Medical Calendars Explain Medical Treatment and Pain and Suffering

After carefully reviewing medical records, we often prepare customized and color-coded calendars to show the details of a client’s medical treatment. We used these calendars in one serious case to show the compelling elements of our client’s damages:

  • Hospital admissions and doctor visits
  • Surgeries, procedures and treatments
  • Doses of multiple medications
  • Progression of the disease


Electronic Fetal Monitor Tracings Demonstrate Obstetrical Malpractice

During labor and delivery, obstetricians, nurse-midwives, and labor and delivery nurses watch fetal monitor strips, or fetal heart tracings, for reassurance that the infant is tolerating the stress of the labor process. Transducers attached to the mother, and sometimes electrodes applied to the baby’s scalp, create tracings of the fetal heart rate and the mother’s uterine contractions. In these most devastating of medical malpractice cases involving catastrophically injured infants or stillborns, we work with technicians to create digitalized fetal monitor strips that demonstrate evidence of fetal distress or compromise during the labor and delivery process that were missed or ignored by the health care providers.


Learn How Evidence Wins Cases
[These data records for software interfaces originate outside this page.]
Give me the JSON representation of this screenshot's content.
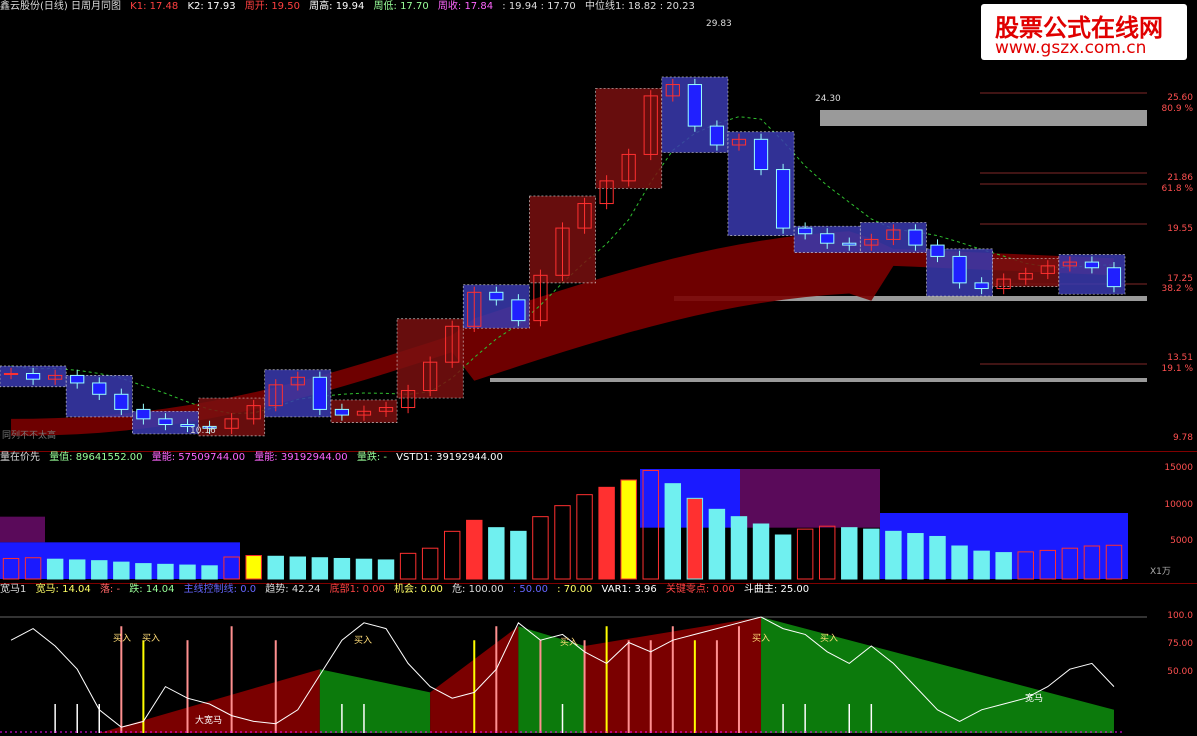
{
  "header": {
    "title": "鑫云股份(日线) 日周月同图",
    "k1": "K1: 17.48",
    "k2": "K2: 17.93",
    "week_open": "周开: 19.50",
    "week_high": "周高: 19.94",
    "week_low": "周低: 17.70",
    "week_close": "周收: 17.84",
    "range": ": 19.94 : 17.70",
    "mid": "中位线1: 18.82 : 20.23"
  },
  "watermark": {
    "line1": "股票公式在线网",
    "line2": "www.gszx.com.cn"
  },
  "main_axis": {
    "labels": [
      "25.60",
      "80.9 %",
      "21.86",
      "61.8 %",
      "19.55",
      "17.25",
      "38.2 %",
      "13.51",
      "19.1 %",
      "9.78"
    ],
    "annotation_high": "29.83",
    "annotation_level": "24.30",
    "annotation_low": "10.16",
    "bottom_left_text": "同列不不太高"
  },
  "volume_header": {
    "title": "量在价先",
    "vol": "量值: 89641552.00",
    "vol_up": "量能: 57509744.00",
    "vol_down": "量能: 39192944.00",
    "vol_flat": "量跌: -",
    "vstd": "VSTD1: 39192944.00"
  },
  "volume_axis": {
    "labels": [
      "15000",
      "10000",
      "5000"
    ],
    "unit": "X1万"
  },
  "osc_header": {
    "a": "宽马1",
    "b": "宽马: 14.04",
    "c": "落: -",
    "d": "跌: 14.04",
    "e": "主线控制线: 0.0",
    "f": "趋势: 42.24",
    "g": "底部1: 0.00",
    "h": "机会: 0.00",
    "i": "危: 100.00",
    "j": ": 50.00",
    "k": ": 70.00",
    "l": "VAR1: 3.96",
    "m": "关键零点: 0.00",
    "n": "斗曲主: 25.00"
  },
  "osc_axis": {
    "labels": [
      "100.0",
      "75.00",
      "50.00"
    ]
  },
  "signals": {
    "buy": "买入",
    "sell": "宽马",
    "start": "大宽马"
  },
  "colors": {
    "up": "#ff3030",
    "down": "#6060ff",
    "cyan": "#70f0f0",
    "yellow": "#ffff00",
    "maroon": "#7a0000",
    "green": "#0c7a0c",
    "purple": "#5a0a5a",
    "grey": "#9a9a9a"
  },
  "chart_data": [
    {
      "type": "line",
      "title": "鑫云股份(日线) 日周月同图",
      "ylim": [
        9.78,
        25.6
      ],
      "series": [
        {
          "name": "close",
          "values": [
            13.3,
            13.0,
            13.2,
            12.8,
            12.2,
            11.4,
            10.9,
            10.6,
            10.5,
            10.4,
            10.9,
            11.6,
            12.7,
            13.1,
            11.4,
            11.1,
            11.3,
            11.5,
            12.4,
            13.9,
            15.8,
            17.6,
            17.2,
            16.1,
            18.5,
            21.0,
            22.3,
            23.5,
            24.9,
            28.0,
            28.6,
            26.4,
            25.4,
            25.7,
            24.1,
            21.0,
            20.7,
            20.2,
            20.1,
            20.4,
            20.9,
            20.1,
            19.5,
            18.1,
            17.8,
            18.3,
            18.6,
            19.0,
            19.2,
            18.9,
            17.9
          ]
        }
      ]
    },
    {
      "type": "bar",
      "title": "量在价先",
      "ylim": [
        0,
        15000
      ],
      "series": [
        {
          "name": "volume",
          "values": [
            2800,
            2900,
            2700,
            2600,
            2500,
            2300,
            2100,
            2000,
            1900,
            1800,
            3000,
            3200,
            3100,
            3000,
            2900,
            2800,
            2700,
            2600,
            3500,
            4200,
            6500,
            8000,
            7000,
            6500,
            8500,
            10000,
            11500,
            12500,
            13500,
            14800,
            13000,
            11000,
            9500,
            8500,
            7500,
            6000,
            6800,
            7200,
            7000,
            6800,
            6500,
            6200,
            5800,
            4500,
            3800,
            3600,
            3700,
            3900,
            4200,
            4500,
            4600
          ]
        }
      ]
    },
    {
      "type": "line",
      "title": "宽马1",
      "ylim": [
        0,
        100
      ],
      "series": [
        {
          "name": "white",
          "values": [
            80,
            90,
            75,
            55,
            20,
            5,
            10,
            40,
            30,
            25,
            15,
            10,
            8,
            20,
            50,
            80,
            95,
            90,
            60,
            40,
            30,
            35,
            55,
            95,
            80,
            85,
            70,
            60,
            78,
            70,
            80,
            85,
            90,
            95,
            100,
            90,
            85,
            70,
            60,
            75,
            60,
            40,
            20,
            10,
            20,
            25,
            30,
            40,
            55,
            60,
            40
          ]
        }
      ]
    }
  ]
}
A personal injury case can hinge on a single piece of evidence, one key witness, or a seemingly minor detail that is easily overlooked. Read More